Being diagnosed with psoriasis
There is no blood test for psoriasis. Usually, your doctor will make the diagnosis from the appearance of your skin. In rare cases, a small sample of skin, called a biopsy, will be sent to the laboratory for examination under a microscope. This will determine the exact type of psoriasis and will rule out other skin disorders, such as seborrhoeic dermatitis, lichen planus, lichen simplex and pityriasis rosea.
If your doctor suspects you have psoriatic arthritis, which is sometimes a complication of psoriasis, you may be referred to a rheumatologist, who specialises in arthritis. You may have blood tests to rule out other conditions and X-rays of the affected joints may be taken.

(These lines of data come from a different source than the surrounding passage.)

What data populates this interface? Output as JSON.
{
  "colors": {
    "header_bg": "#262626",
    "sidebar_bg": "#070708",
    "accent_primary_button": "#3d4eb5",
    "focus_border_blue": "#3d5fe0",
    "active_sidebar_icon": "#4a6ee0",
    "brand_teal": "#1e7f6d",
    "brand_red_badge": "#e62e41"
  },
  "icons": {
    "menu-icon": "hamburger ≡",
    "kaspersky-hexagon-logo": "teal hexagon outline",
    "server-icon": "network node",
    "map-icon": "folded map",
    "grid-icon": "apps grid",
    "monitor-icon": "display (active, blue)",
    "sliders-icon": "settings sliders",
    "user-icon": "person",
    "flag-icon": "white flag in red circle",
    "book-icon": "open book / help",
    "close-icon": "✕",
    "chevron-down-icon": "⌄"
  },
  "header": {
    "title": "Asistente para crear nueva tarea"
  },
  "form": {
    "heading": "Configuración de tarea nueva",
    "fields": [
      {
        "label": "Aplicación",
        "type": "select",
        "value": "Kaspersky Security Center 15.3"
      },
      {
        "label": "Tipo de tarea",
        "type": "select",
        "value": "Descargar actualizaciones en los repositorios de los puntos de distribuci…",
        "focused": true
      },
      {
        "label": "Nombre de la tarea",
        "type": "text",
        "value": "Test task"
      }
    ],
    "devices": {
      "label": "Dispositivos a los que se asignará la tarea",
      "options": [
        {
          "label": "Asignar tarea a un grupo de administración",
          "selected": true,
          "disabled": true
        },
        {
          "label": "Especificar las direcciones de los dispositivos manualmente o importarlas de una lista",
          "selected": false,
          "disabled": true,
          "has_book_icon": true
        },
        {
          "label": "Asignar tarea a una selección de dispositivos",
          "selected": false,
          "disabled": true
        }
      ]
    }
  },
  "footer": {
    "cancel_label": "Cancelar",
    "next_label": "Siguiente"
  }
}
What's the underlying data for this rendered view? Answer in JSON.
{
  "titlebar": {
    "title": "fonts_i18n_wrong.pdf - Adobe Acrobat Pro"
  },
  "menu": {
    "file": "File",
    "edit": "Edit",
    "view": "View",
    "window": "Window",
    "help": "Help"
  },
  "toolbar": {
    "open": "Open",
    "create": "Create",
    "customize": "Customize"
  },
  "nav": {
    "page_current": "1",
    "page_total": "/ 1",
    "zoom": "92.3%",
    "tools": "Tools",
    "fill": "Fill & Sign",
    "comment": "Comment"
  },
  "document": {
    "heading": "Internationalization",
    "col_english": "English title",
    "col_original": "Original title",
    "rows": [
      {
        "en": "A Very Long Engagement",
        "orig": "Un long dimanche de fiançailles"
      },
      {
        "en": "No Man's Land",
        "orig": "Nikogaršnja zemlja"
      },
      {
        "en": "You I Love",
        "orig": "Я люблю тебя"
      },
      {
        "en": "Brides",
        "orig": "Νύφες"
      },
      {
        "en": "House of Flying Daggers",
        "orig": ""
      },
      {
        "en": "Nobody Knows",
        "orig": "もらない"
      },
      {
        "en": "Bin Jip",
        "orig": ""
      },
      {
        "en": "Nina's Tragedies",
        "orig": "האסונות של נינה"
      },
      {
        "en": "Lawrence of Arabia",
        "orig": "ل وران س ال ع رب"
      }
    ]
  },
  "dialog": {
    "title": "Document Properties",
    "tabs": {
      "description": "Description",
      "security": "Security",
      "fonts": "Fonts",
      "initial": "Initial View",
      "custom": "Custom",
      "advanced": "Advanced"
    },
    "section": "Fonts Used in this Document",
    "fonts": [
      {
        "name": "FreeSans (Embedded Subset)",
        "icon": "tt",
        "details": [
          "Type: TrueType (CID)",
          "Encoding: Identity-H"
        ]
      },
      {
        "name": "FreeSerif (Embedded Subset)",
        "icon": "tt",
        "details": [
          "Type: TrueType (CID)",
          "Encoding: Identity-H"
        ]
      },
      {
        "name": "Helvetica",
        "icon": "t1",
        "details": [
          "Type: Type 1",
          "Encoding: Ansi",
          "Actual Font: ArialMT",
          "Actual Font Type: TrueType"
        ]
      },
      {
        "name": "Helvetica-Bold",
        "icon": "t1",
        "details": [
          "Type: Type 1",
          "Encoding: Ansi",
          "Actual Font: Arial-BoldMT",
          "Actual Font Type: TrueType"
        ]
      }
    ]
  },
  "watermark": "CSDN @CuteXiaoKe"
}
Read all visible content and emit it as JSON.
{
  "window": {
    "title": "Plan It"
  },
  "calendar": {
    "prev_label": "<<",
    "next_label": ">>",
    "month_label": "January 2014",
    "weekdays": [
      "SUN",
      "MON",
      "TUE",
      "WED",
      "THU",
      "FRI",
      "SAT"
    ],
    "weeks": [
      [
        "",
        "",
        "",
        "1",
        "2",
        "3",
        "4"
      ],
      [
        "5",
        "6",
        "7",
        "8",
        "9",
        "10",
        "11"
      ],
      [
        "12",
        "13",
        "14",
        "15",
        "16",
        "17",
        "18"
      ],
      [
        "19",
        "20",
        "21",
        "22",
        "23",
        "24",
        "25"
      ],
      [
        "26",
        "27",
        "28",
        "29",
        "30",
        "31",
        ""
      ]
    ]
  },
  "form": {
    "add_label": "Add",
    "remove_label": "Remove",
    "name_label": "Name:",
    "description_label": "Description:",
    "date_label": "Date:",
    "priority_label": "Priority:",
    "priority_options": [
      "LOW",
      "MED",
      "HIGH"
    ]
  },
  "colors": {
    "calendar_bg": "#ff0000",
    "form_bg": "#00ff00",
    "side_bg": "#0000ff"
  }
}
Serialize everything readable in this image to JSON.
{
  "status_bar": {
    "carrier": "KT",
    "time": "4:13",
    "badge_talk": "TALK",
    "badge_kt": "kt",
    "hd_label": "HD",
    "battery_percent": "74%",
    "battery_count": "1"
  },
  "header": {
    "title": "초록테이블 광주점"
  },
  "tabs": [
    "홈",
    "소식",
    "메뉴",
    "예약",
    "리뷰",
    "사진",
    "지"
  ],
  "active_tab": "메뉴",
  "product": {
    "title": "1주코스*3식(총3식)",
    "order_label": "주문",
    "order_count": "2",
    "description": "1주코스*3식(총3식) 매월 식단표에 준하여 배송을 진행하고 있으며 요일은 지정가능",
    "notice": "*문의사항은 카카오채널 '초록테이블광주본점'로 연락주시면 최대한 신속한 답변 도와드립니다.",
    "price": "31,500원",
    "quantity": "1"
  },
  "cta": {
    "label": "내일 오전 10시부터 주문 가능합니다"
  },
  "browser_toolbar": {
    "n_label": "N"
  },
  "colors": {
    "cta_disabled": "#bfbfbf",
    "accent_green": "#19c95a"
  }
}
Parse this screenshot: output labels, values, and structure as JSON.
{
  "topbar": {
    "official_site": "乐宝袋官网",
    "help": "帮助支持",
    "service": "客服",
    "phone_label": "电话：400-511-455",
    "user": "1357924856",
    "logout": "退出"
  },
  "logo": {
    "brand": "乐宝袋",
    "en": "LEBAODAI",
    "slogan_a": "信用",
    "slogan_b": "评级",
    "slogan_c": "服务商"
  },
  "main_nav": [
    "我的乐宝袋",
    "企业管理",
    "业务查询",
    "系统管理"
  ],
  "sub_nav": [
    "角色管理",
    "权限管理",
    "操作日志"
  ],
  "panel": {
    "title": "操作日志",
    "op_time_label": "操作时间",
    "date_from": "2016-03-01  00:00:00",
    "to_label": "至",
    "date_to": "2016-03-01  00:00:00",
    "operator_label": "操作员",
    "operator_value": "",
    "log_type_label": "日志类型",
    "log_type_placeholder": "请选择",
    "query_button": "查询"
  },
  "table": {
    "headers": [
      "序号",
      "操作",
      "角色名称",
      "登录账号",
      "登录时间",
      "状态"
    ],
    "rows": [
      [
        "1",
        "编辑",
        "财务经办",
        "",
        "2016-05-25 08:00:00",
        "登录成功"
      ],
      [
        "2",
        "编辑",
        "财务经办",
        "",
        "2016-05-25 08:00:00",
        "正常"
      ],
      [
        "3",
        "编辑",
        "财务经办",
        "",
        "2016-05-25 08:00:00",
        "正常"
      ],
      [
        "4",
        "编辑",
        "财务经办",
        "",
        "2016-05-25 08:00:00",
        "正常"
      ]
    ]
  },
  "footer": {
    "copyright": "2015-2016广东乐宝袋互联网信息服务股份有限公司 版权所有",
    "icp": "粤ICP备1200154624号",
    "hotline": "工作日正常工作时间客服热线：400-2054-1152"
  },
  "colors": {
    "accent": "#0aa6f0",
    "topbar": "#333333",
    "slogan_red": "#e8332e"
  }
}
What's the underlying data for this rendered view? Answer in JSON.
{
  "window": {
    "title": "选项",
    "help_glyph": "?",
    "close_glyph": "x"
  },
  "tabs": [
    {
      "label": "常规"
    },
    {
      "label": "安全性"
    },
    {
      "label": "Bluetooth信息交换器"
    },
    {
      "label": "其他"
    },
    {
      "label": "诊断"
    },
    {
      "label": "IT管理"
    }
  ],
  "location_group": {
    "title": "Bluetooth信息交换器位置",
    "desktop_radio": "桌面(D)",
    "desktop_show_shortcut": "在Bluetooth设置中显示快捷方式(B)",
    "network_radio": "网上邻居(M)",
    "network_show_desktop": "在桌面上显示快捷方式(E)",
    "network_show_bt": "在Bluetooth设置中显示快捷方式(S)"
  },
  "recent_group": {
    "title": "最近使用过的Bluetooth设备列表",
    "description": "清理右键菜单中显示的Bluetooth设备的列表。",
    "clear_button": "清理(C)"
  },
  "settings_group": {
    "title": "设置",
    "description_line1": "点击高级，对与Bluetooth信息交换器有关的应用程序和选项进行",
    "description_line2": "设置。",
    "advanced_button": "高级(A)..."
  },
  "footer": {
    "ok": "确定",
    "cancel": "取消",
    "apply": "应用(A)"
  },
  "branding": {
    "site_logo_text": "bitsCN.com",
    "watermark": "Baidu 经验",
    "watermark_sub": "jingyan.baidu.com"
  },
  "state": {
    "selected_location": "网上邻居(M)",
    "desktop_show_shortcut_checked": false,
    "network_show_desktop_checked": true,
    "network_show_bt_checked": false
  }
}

Most people with psoriasis can be treated by their GP. Your GP may refer you to a dermatologist (skin specialist) and their team in a hospital if symptoms are particularly severe or have not responded well to previous treatments.
There is no cure for psoriasis. However, treatment is usually effective and will control the condition by clearing or reducing the patches of psoriasis.
Want to know more?
- The Psoriasis Association: medical information podcasts.
Treatments are determined by the type and severity of your psoriasis and the area of the skin affected. Your GP will probably start with a mild treatment, such as topical creams (i.e. applied to the skin), and then move on to stronger treatments if necessary. There are a wide range of treatment options for psoriasis, but identifying which treatment is most effective can be difficult. Talk to your GP if you feel a treatment is not working or you are having uncomfortable side effects.Treatments fall into three categories:
- Topical: creams and ointments that are applied to your skin. Phototherapy: your skin is exposed to certain types of ultraviolet light.
- Oral and injected medication: medicine that reduces the production of your skin cells, including biological treatments that target specific parts of the immune system.
Often, different types of treatment are often used in combination.Your treatment for psoriasis may need to be reviewed regularly. You may want to consider making a care plan (an agreement between you and your health professional) as this can help you manage your day-to-day health.
Living with psoriasis
Self care is an essential part of your daily life. It involves taking responsibility for your own health and wellbeing with support from the people involved in your care. Self care includes taking action to stay fit and maintain good physical and mental health, prevent illness or accidents and care more effectively for minor illnesses and long-term conditions.
People with long-term conditions can benefit enormously from self care. They can live longer, have less pain, anxiety, depression and fatigue, have a better quality of life, and be more active and independent. Having a care plan will help you manage your treatment so that it fits with your lifestyle.
Keep up your treatment
It is important to use your treatment as prescribed, even if your psoriasis improves. Continuous treatment can help to prevent flare-ups. If you have any questions or concerns about your treatment or any side effects, talk to your GP or healthcare team.
Because psoriasis can be a long-term condition, you may be in regular contact with your healthcare team. Discuss your symptoms or concerns with them as the more the team knows, the more they can help you.
Help with health costs
If you regularly pay for more than three prescriptions a month, you may save money with a prescription prepayment certificate (PPC). To check the cost of a PPC, call 0845 850 0030 or check leaflet HC12 (available in some pharmacies or GP surgeries).
Want to know more?
- Your health, your way: self care and care plans.
- The Psoriasis Association: patient podcasts.
- The Psoriasis Association: more than skin deep (PDF).